Difficulty persuading partner to use condoms or not able to use a condom every time

Discuss ways to talk with her partner about the importance of condom use for protection from pregnancy and STIs.

Mild irritation in or around and vagina or penis (itching, redness, or rash)

• Usually goes away on its own without treatment.

• Suggest adding lubricant to the inside of the condom or onto the penis to reduce rubbing that may cause irritation.

• If symptoms persist, assess and treat for possible vaginal infection or STI, as appropriate.

– If there is no infection, help the client choose another method unless the client is at risk for STIs, including HIV

– For clients at risk of STIs, including HIV, suggest using male condoms. If using male condoms is not possible, urge continued use of female condoms despite discomfort.

– If neither partner has an infection, a mutually faithful sexual relationship provides STI protection without requiring condom use but does not protect against pregnancy.

Suspected pregnancy

• Assess for pregnancy.
• A woman can safely use female condoms during pregnancy for continued STI protection.

Questions and Answers About Female Condoms

1. Is the female condom difficult to use?

No, but it does require practice and patience.

2. Can female condoms effectively prevent both pregnancy and STIs, including HIV?

Yes. Female condoms offer dual protection, against both pregnancy and STIs, including HIV, if used consistently and correctly. Many people, however, do not use condoms every time they have sex, or do not use them correctly. This reduces protection from both pregnancy and STIs.

3. Can a female condom and a male condom be used at the same time?

No. Male and female condoms should not be used together. This can cause friction that may lead to slipping or tearing of the condoms.

4. What is the best way to make sure the penis goes into the condom and not outside the condom?

To avoid incorrect use, the man should carefully guide his penis and place the tip inside the outer ring of the condom. If the penis goes between the wall of the vagina and the condom, the man should withdraw and try again.

5. Can the female condom be used more than once?

Reuse of the female condom is not recommended.

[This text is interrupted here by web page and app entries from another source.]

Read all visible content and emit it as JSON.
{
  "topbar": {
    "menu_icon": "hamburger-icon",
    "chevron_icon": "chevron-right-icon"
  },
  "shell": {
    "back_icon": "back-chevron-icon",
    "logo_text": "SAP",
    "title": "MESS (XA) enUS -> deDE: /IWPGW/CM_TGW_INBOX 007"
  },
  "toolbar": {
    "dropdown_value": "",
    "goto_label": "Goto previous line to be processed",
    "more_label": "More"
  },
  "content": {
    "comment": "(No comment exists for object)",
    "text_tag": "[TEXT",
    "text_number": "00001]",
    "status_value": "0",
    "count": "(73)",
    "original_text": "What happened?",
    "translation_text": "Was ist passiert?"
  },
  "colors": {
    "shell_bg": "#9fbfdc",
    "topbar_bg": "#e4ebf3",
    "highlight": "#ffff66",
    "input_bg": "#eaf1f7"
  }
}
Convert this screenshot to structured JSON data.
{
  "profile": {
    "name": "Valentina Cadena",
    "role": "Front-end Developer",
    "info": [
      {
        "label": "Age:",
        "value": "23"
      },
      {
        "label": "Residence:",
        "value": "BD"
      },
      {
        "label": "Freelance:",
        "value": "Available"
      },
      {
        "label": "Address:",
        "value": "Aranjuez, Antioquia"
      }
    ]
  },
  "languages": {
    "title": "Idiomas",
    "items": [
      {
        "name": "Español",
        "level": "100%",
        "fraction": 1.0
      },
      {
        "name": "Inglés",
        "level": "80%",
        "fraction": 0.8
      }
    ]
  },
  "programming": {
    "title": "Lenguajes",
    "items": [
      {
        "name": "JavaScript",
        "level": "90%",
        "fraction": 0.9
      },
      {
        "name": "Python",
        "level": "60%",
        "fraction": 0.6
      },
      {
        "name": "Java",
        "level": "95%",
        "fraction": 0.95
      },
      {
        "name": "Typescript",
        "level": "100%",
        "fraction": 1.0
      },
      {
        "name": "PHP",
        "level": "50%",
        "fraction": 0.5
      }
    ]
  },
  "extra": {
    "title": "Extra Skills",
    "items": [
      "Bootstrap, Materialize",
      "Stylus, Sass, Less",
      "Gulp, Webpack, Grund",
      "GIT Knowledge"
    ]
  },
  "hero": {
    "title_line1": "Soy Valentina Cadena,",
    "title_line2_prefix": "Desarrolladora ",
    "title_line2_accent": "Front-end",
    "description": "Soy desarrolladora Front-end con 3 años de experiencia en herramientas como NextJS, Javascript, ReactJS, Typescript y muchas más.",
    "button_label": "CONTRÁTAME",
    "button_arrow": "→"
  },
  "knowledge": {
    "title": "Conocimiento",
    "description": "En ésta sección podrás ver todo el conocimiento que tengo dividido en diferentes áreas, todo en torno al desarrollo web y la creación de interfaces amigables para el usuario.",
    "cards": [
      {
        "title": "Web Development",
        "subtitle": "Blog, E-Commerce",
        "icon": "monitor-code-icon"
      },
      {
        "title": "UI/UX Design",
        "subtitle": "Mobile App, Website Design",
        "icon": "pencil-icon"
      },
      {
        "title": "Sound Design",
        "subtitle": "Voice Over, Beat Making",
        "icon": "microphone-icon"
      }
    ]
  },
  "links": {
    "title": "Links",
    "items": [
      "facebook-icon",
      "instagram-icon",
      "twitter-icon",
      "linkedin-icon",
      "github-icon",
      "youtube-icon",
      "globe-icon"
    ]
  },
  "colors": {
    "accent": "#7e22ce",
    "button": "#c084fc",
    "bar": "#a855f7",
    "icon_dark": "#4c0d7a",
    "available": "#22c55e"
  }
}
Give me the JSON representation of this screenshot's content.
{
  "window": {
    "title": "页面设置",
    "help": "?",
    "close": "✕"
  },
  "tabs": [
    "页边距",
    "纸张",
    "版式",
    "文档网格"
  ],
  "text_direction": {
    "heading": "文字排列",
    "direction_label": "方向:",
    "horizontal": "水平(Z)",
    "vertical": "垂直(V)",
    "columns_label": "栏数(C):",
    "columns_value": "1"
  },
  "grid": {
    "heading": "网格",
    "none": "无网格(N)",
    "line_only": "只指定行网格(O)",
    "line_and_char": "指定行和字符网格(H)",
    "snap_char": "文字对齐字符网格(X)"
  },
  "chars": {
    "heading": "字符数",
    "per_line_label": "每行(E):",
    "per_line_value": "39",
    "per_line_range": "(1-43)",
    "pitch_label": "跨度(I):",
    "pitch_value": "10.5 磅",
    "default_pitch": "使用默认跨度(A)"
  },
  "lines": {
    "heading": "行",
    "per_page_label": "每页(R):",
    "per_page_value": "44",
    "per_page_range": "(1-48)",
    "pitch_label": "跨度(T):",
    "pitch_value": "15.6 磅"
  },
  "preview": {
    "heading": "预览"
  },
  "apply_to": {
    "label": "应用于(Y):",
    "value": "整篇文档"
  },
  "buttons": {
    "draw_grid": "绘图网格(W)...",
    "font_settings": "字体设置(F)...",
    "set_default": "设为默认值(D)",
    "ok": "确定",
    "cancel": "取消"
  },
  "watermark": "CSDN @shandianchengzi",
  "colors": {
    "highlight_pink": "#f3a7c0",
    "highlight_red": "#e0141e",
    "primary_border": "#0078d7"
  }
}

Because not enough female condoms are available in some areas, however, and some clients reuse them, the World Health Organization has developed instructions for disinfecting and washing female condoms for reuse. The instructions are being tested for safety and effectiveness. Some programs may introduce instructions for reuse if female condom availability is limited.

6. Can the female condom be used while a woman is having her monthly bleeding?

Women can use the female condom during their monthly bleeding. The female condom cannot be used at the same time as a tampon, however. The tampon must be removed before inserting a female condom.

7. Isn’t the female condom too big to be comfortable?

No. Female condoms are the same length as male condoms, but wider. They are very flexible and fit to the shape of the vagina. Female condoms have been carefully designed and tested to fit any woman, whatever the size of her vagina, and any man, whatever the size of his penis.

8. Can a female condom get lost inside a woman’s body?

No. The female condom remains in a woman’s vagina until she takes it out. It cannot go past a woman’s cervix and into the womb (uterus) because it is too large for that.

9. Can the female condom be used in different sexual positions?

Yes. The female condom can be used in any sexual position.

10. Why are female condoms more expensive than male condoms?

Purchased in bulk in 2006, female condoms cost US $0.66 apiece, while male condoms cost only US $0.03 apiece. This is because polyurethane material costs more than latex and because far fewer female condoms are produced. To help reduce cost, a latex female condom has been developed. Purchased in bulk, this new latex female condom can cost as little as US $0.22 per condom. It is expected that programs will buy more of these latex female condoms and distribute them more widely once they are available.